I've been thinking how everyone should work for peace and prevent such violence
from erupting again," says Losang Tsering, who is on a year-long advanced
training program at Huaxi Hospital in Chengdu, capital of Sichuan Province. "I
hope this sensitive month will end in peace and my family will be happily
reunited in September."
Losang Tsering, 37, is a native Tibetan. "You
should've been more careful" was all his wife, another medical worker in Lhasa,
had to say when she saw how badly he had been injured.
"I just did my job," he said. "The Han people would
have done the same to save the Tibetans."
Zuo Xiaoyang has tears in her eyes when she remembers
her elder brother Zuo Rencun, who died after one of his employees set his
garment store in downtown Lhasa on fire. He was 45.
Zuo Xiaoyang's store was also set on fire, but she
managed to escape. Since then, she has been running the two businesses by
"Business declined sharply after the riots," she
says. "In the past two months the combined turnover of the stores was only 1,000
yuan a day."
Zuo says her merchandise, all economy items with thin
margins, mainly targets low-income earners, including peasants and herders.
"Buyers were very few. Even the annual shopping spree before the Tibetan New
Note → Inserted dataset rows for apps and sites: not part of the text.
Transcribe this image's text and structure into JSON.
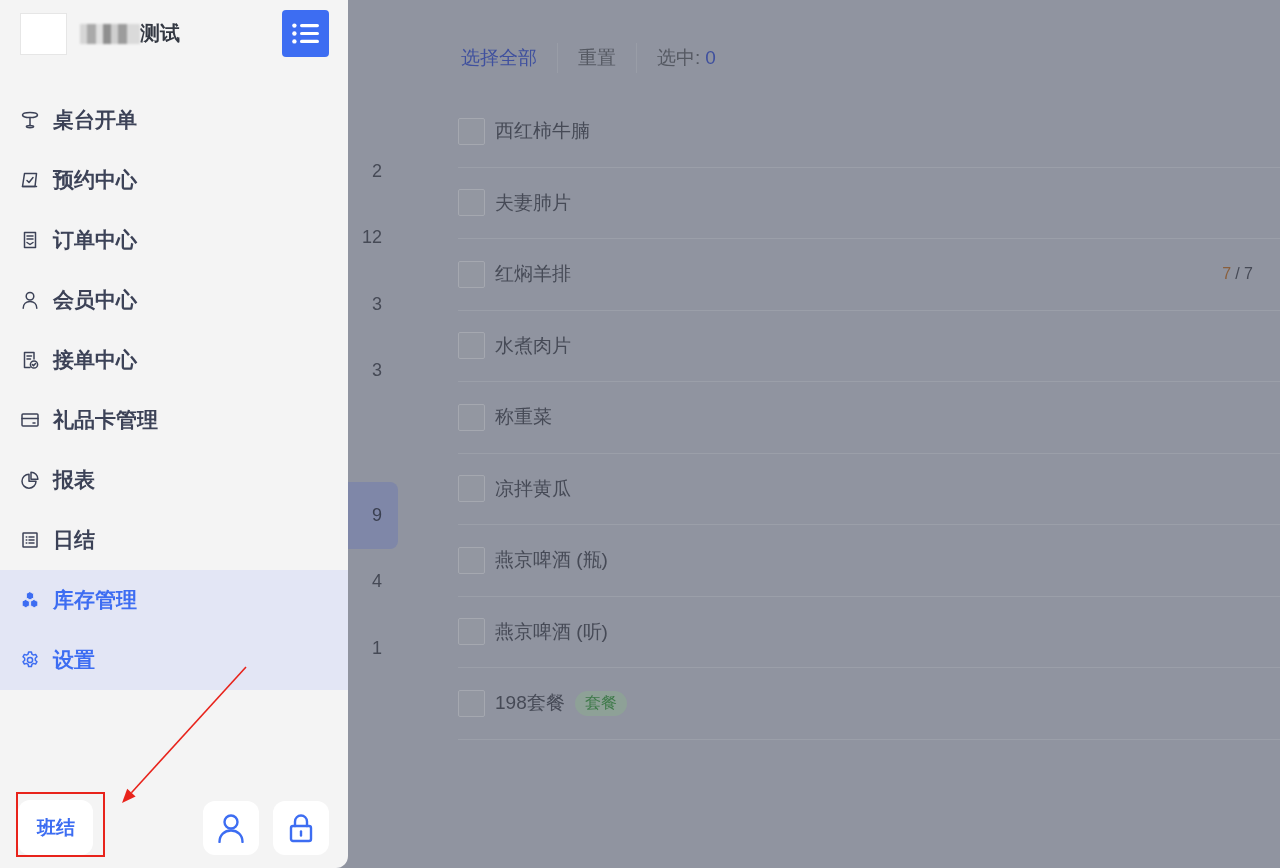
{
  "drawer": {
    "title": {
      "text": "测试",
      "blurred_prefix": true
    },
    "menu": [
      {
        "label": "桌台开单",
        "selected": false
      },
      {
        "label": "预约中心",
        "selected": false
      },
      {
        "label": "订单中心",
        "selected": false
      },
      {
        "label": "会员中心",
        "selected": false
      },
      {
        "label": "接单中心",
        "selected": false
      },
      {
        "label": "礼品卡管理",
        "selected": false
      },
      {
        "label": "报表",
        "selected": false
      },
      {
        "label": "日结",
        "selected": false
      },
      {
        "label": "库存管理",
        "selected": true
      },
      {
        "label": "设置",
        "selected": true
      }
    ],
    "footer": {
      "shift_button": "班结"
    }
  },
  "annotation": {
    "frame": true,
    "arrow": true
  },
  "categories": [
    {
      "count": "2",
      "selected": false
    },
    {
      "count": "12",
      "selected": false
    },
    {
      "count": "3",
      "selected": false
    },
    {
      "count": "3",
      "selected": false
    },
    {
      "selected": false
    },
    {
      "count": "9",
      "selected": true
    },
    {
      "count": "4",
      "selected": false
    },
    {
      "count": "1",
      "selected": false
    }
  ],
  "toolbar": {
    "select_all": "选择全部",
    "reset": "重置",
    "selected_label": "选中:",
    "selected_count": "0"
  },
  "dishes": [
    {
      "name": "西红柿牛腩",
      "checked": false
    },
    {
      "name": "夫妻肺片",
      "checked": false
    },
    {
      "name": "红焖羊排",
      "checked": false,
      "stock_count": "7",
      "stock_total": "/ 7"
    },
    {
      "name": "水煮肉片",
      "checked": false
    },
    {
      "name": "称重菜",
      "checked": false
    },
    {
      "name": "凉拌黄瓜",
      "checked": false
    },
    {
      "name": "燕京啤酒 (瓶)",
      "checked": false
    },
    {
      "name": "燕京啤酒 (听)",
      "checked": false
    },
    {
      "name": "198套餐",
      "checked": false,
      "tag": "套餐"
    }
  ]
}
Year holiday didn't come this year."
Still terrified by last year's tragedy, Zuo mails her
income home every month. "If things here go wrong again, I'll escape from Lhasa
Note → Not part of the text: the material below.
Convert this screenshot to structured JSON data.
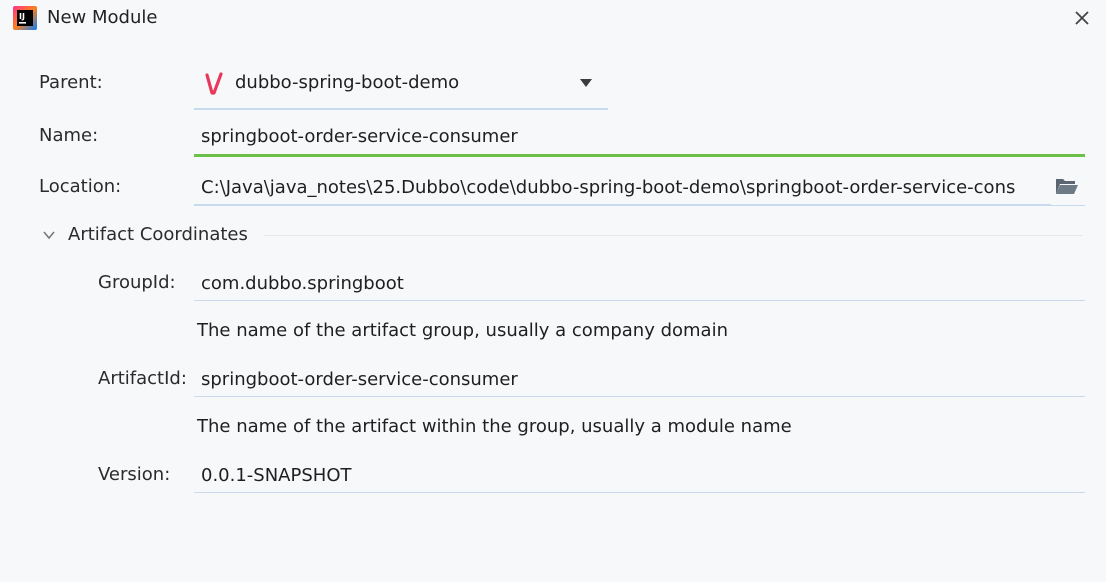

at all costs. My parents cannot stand any further blows."
The Yishion garment store on Beijing Road opens 12
hours a day, with loud pop songs and stylish young men and women greeting every
potential customer with professional smiles.
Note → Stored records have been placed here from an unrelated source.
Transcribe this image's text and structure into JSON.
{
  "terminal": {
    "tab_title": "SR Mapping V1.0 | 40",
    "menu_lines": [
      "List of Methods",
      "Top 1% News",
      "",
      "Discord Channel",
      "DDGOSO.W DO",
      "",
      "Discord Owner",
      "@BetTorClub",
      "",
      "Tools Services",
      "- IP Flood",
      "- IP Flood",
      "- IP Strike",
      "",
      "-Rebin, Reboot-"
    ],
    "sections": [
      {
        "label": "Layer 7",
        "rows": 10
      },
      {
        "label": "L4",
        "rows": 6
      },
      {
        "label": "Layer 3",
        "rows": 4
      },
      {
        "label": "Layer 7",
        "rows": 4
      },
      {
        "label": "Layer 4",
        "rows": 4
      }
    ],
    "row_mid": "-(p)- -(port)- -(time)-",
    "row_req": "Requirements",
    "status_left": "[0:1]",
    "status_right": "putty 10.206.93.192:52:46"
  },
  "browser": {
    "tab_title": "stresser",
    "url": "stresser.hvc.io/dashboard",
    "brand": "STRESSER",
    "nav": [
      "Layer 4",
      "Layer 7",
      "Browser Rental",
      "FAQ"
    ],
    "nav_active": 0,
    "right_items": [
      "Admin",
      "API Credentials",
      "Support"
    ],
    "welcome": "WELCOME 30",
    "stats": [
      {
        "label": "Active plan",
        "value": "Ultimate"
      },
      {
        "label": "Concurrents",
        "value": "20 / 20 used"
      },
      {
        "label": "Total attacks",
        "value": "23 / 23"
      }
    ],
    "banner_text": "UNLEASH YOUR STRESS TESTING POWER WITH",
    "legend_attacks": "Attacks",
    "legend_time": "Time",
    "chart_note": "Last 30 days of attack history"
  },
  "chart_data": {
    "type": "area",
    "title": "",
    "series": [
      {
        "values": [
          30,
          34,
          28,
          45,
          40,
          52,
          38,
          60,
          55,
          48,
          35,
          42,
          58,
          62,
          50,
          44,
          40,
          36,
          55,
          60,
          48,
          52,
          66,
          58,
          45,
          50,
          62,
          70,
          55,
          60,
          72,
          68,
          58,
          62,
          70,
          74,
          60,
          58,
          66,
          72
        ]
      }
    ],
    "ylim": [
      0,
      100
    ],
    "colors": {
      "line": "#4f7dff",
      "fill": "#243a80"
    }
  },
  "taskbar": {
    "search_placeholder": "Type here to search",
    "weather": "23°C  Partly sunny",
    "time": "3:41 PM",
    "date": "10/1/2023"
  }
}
The store, revamped and reopened last May, bears no
sign of the burning, looting and deaths of five saleswomen, aged from 19 to 24.
But smiles gave way to uneasy looks when "March 14" is mentioned. The date has
come to signify the deadly riots.
"I'm new here and don't know anything," shop
The only surviving employee from the date,
24-year-old Drolma, refuses to say anything. Her look makes any further question
Manager Tang Qingyan keeps a low profile ahead of the
anniversary. He rarely visits the store and never answers Xinhua reporters'
Of all the 1,216 vendors that sustained losses in the
riots, Tang was the first to get a government loan of 1 million yuan, with which
he revamped his store and planned to expand business. "Then people began to
blame him for being selfish, saying he was making money at the cost of five
lives," says another storekeeper on condition of anonymity. "I think he was
wronged -- his own cousin was among the dead."
Altogether 18 civilians and a police officer were
killed and more than 600 were injured in the violence. It also left seven
schools, five hospitals and 120 homes torched and 908 shops looted.